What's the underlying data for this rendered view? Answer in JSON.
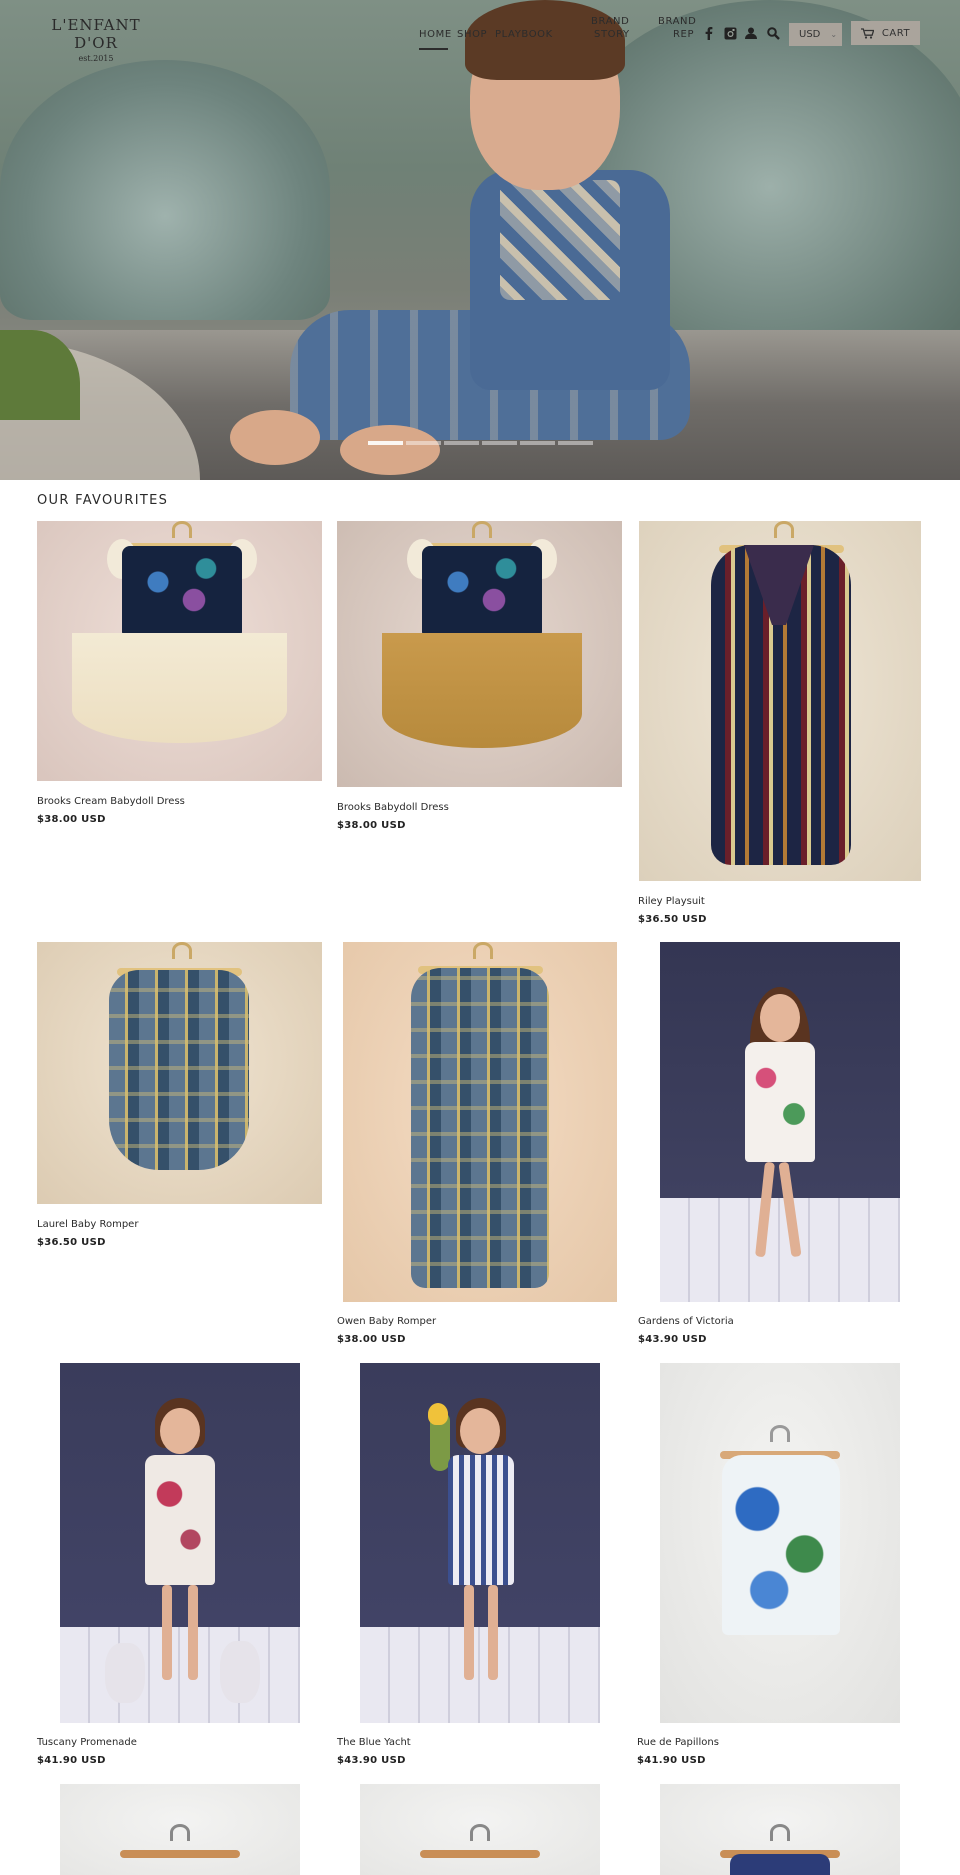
{
  "brand": {
    "name": "L'ENFANT D'OR",
    "tagline": "est.2015"
  },
  "nav": {
    "home": "HOME",
    "shop": "SHOP",
    "playbook": "PLAYBOOK",
    "brand_story_1": "BRAND",
    "brand_story_2": "STORY",
    "brand_rep_1": "BRAND",
    "brand_rep_2": "REP"
  },
  "header_icons": [
    "facebook-icon",
    "instagram-icon",
    "account-icon",
    "search-icon"
  ],
  "currency": {
    "selected": "USD"
  },
  "cart": {
    "label": "CART"
  },
  "hero": {
    "slides_total": 6,
    "active_slide": 1
  },
  "section": {
    "title": "OUR FAVOURITES"
  },
  "products": [
    {
      "name": "Brooks Cream Babydoll Dress",
      "price": "$38.00 USD"
    },
    {
      "name": "Brooks Babydoll Dress",
      "price": "$38.00 USD"
    },
    {
      "name": "Riley Playsuit",
      "price": "$36.50 USD"
    },
    {
      "name": "Laurel Baby Romper",
      "price": "$36.50 USD"
    },
    {
      "name": "Owen Baby Romper",
      "price": "$38.00 USD"
    },
    {
      "name": "Gardens of Victoria",
      "price": "$43.90 USD"
    },
    {
      "name": "Tuscany Promenade",
      "price": "$41.90 USD"
    },
    {
      "name": "The Blue Yacht",
      "price": "$43.90 USD"
    },
    {
      "name": "Rue de Papillons",
      "price": "$41.90 USD"
    }
  ],
  "colors": {
    "header_buttons": "#aaa49c",
    "text": "#2a2a2a",
    "studio_backdrop": "#3f4160"
  }
}
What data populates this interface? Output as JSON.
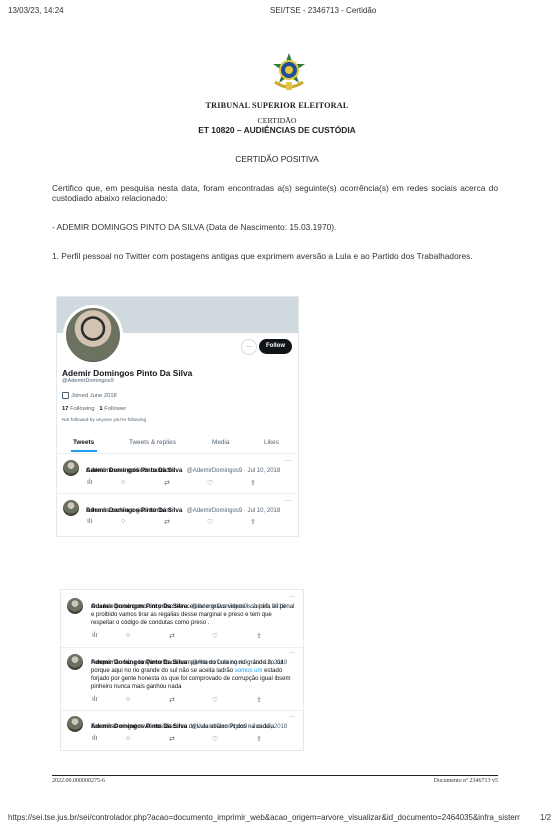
{
  "browser_header": {
    "datetime": "13/03/23, 14:24",
    "page_title": "SEI/TSE - 2346713 - Certidão"
  },
  "document": {
    "court": "TRIBUNAL SUPERIOR ELEITORAL",
    "doc_type": "CERTIDÃO",
    "subtitle": "ET 10820 – AUDIÊNCIAS DE CUSTÓDIA",
    "heading": "CERTIDÃO POSITIVA",
    "paragraph": "Certifico que, em pesquisa nesta data, foram encontradas a(s) seguinte(s) ocorrência(s) em redes sociais acerca do custodiado abaixo relacionado:",
    "person": "- ADEMIR DOMINGOS PINTO DA SILVA (Data de Nascimento: 15.03.1970).",
    "item1": "1. Perfil pessoal no Twitter com postagens antigas que exprimem aversão a Lula e ao Partido dos Trabalhadores."
  },
  "profile": {
    "name": "Ademir Domingos Pinto Da Silva",
    "handle": "@AdemirDomingos9",
    "joined": "Joined June 2018",
    "following_count": "17",
    "following_label": "Following",
    "followers_count": "1",
    "followers_label": "Follower",
    "not_followed": "Not followed by anyone you're following",
    "follow_button": "Follow",
    "more_button": "···",
    "tabs": [
      "Tweets",
      "Tweets & replies",
      "Media",
      "Likes"
    ]
  },
  "tweets_top": [
    {
      "name": "Ademir Domingos Pinto Da Silva",
      "meta": "@AdemirDomingos9 · Jul 10, 2018",
      "text": "Cadeia nesses politicos bandidos"
    },
    {
      "name": "Ademir Domingos Pinto Da Silva",
      "meta": "@AdemirDomingos9 · Jul 10, 2018",
      "text": "Dilma na cadeia e geisi também"
    }
  ],
  "tweets_bottom": [
    {
      "name": "Ademir Domingos Pinto Da Silva",
      "meta": "@AdemirDomingos9 · Jul 10, 2018",
      "lines": [
        "O Lula e preso como um preso tem celular e grava videos isso pela lei penal",
        "e proibido vamos tirar as regalias desse marginal e preso e tem que",
        "respeitar o código de condutas como preso ."
      ]
    },
    {
      "name": "Ademir Domingos Pinto Da Silva",
      "meta": "@AdemirDomingos9 · Jun 13, 2018",
      "lines": [
        "Porque não faz a lançamento da campanha do Lula no rio grande do sul",
        "porque aqui no rio grande do sul não se aceita ladrão",
        "forjado por gente honesta os que foi comprovado de corrupção igual ibsem",
        "pinheiro nunca mais ganhou nada"
      ],
      "link": "somos um",
      "link_suffix": " estado"
    },
    {
      "name": "Ademir Domingos Pinto Da Silva",
      "meta": "@AdemirDomingos9 · Jun 13, 2018",
      "lines": [
        "Em minas ninguém vai nos discurso do Lula abaixo Pt dos na cadeia"
      ]
    }
  ],
  "tweet_actions": {
    "stats": "ılı",
    "reply": "○",
    "retweet": "⇄",
    "like": "♡",
    "share": "⇪"
  },
  "footer": {
    "left": "2022.00.000000275-6",
    "right": "Documento nº 2346713 v5"
  },
  "url_bar": {
    "url": "https://sei.tse.jus.br/sei/controlador.php?acao=documento_imprimir_web&acao_origem=arvore_visualizar&id_documento=2464035&infra_sistem...",
    "page": "1/2"
  },
  "colors": {
    "twitter_blue": "#1d9bf0",
    "banner": "#cfd9de",
    "follow_bg": "#0f1419"
  },
  "icons": [
    "brasao-emblem",
    "calendar-icon",
    "more-icon",
    "stats-icon",
    "reply-icon",
    "retweet-icon",
    "like-icon",
    "share-icon"
  ]
}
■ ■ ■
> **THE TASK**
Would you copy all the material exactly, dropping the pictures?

> **ANSWER BOX**
What's the underlying data for this rendered view? Answer in JSON.
{
  "brand": {
    "name": "L'ENFANT D'OR",
    "tagline": "est.2015"
  },
  "nav": {
    "home": "HOME",
    "shop": "SHOP",
    "playbook": "PLAYBOOK",
    "brand_story_1": "BRAND",
    "brand_story_2": "STORY",
    "brand_rep_1": "BRAND",
    "brand_rep_2": "REP"
  },
  "header_icons": [
    "facebook-icon",
    "instagram-icon",
    "account-icon",
    "search-icon"
  ],
  "currency": {
    "selected": "USD"
  },
  "cart": {
    "label": "CART"
  },
  "hero": {
    "slides_total": 6,
    "active_slide": 1
  },
  "section": {
    "title": "OUR FAVOURITES"
  },
  "products": [
    {
      "name": "Brooks Cream Babydoll Dress",
      "price": "$38.00 USD"
    },
    {
      "name": "Brooks Babydoll Dress",
      "price": "$38.00 USD"
    },
    {
      "name": "Riley Playsuit",
      "price": "$36.50 USD"
    },
    {
      "name": "Laurel Baby Romper",
      "price": "$36.50 USD"
    },
    {
      "name": "Owen Baby Romper",
      "price": "$38.00 USD"
    },
    {
      "name": "Gardens of Victoria",
      "price": "$43.90 USD"
    },
    {
      "name": "Tuscany Promenade",
      "price": "$41.90 USD"
    },
    {
      "name": "The Blue Yacht",
      "price": "$43.90 USD"
    },
    {
      "name": "Rue de Papillons",
      "price": "$41.90 USD"
    }
  ],
  "colors": {
    "header_buttons": "#aaa49c",
    "text": "#2a2a2a",
    "studio_backdrop": "#3f4160"
  }
}
What data populates this interface? Output as JSON.
{
  "browser_header": {
    "datetime": "13/03/23, 14:24",
    "page_title": "SEI/TSE - 2346713 - Certidão"
  },
  "document": {
    "court": "TRIBUNAL SUPERIOR ELEITORAL",
    "doc_type": "CERTIDÃO",
    "subtitle": "ET 10820 – AUDIÊNCIAS DE CUSTÓDIA",
    "heading": "CERTIDÃO POSITIVA",
    "paragraph": "Certifico que, em pesquisa nesta data, foram encontradas a(s) seguinte(s) ocorrência(s) em redes sociais acerca do custodiado abaixo relacionado:",
    "person": "- ADEMIR DOMINGOS PINTO DA SILVA (Data de Nascimento: 15.03.1970).",
    "item1": "1. Perfil pessoal no Twitter com postagens antigas que exprimem aversão a Lula e ao Partido dos Trabalhadores."
  },
  "profile": {
    "name": "Ademir Domingos Pinto Da Silva",
    "handle": "@AdemirDomingos9",
    "joined": "Joined June 2018",
    "following_count": "17",
    "following_label": "Following",
    "followers_count": "1",
    "followers_label": "Follower",
    "not_followed": "Not followed by anyone you're following",
    "follow_button": "Follow",
    "more_button": "···",
    "tabs": [
      "Tweets",
      "Tweets & replies",
      "Media",
      "Likes"
    ]
  },
  "tweets_top": [
    {
      "name": "Ademir Domingos Pinto Da Silva",
      "meta": "@AdemirDomingos9 · Jul 10, 2018",
      "text": "Cadeia nesses politicos bandidos"
    },
    {
      "name": "Ademir Domingos Pinto Da Silva",
      "meta": "@AdemirDomingos9 · Jul 10, 2018",
      "text": "Dilma na cadeia e geisi também"
    }
  ],
  "tweets_bottom": [
    {
      "name": "Ademir Domingos Pinto Da Silva",
      "meta": "@AdemirDomingos9 · Jul 10, 2018",
      "lines": [
        "O Lula e preso como um preso tem celular e grava videos isso pela lei penal",
        "e proibido vamos tirar as regalias desse marginal e preso e tem que",
        "respeitar o código de condutas como preso ."
      ]
    },
    {
      "name": "Ademir Domingos Pinto Da Silva",
      "meta": "@AdemirDomingos9 · Jun 13, 2018",
      "lines": [
        "Porque não faz a lançamento da campanha do Lula no rio grande do sul",
        "porque aqui no rio grande do sul não se aceita ladrão",
        "forjado por gente honesta os que foi comprovado de corrupção igual ibsem",
        "pinheiro nunca mais ganhou nada"
      ],
      "link": "somos um",
      "link_suffix": " estado"
    },
    {
      "name": "Ademir Domingos Pinto Da Silva",
      "meta": "@AdemirDomingos9 · Jun 13, 2018",
      "lines": [
        "Em minas ninguém vai nos discurso do Lula abaixo Pt dos na cadeia"
      ]
    }
  ],
  "tweet_actions": {
    "stats": "ılı",
    "reply": "○",
    "retweet": "⇄",
    "like": "♡",
    "share": "⇪"
  },
  "footer": {
    "left": "2022.00.000000275-6",
    "right": "Documento nº 2346713 v5"
  },
  "url_bar": {
    "url": "https://sei.tse.jus.br/sei/controlador.php?acao=documento_imprimir_web&acao_origem=arvore_visualizar&id_documento=2464035&infra_sistem...",
    "page": "1/2"
  },
  "colors": {
    "twitter_blue": "#1d9bf0",
    "banner": "#cfd9de",
    "follow_bg": "#0f1419"
  },
  "icons": [
    "brasao-emblem",
    "calendar-icon",
    "more-icon",
    "stats-icon",
    "reply-icon",
    "retweet-icon",
    "like-icon",
    "share-icon"
  ]
}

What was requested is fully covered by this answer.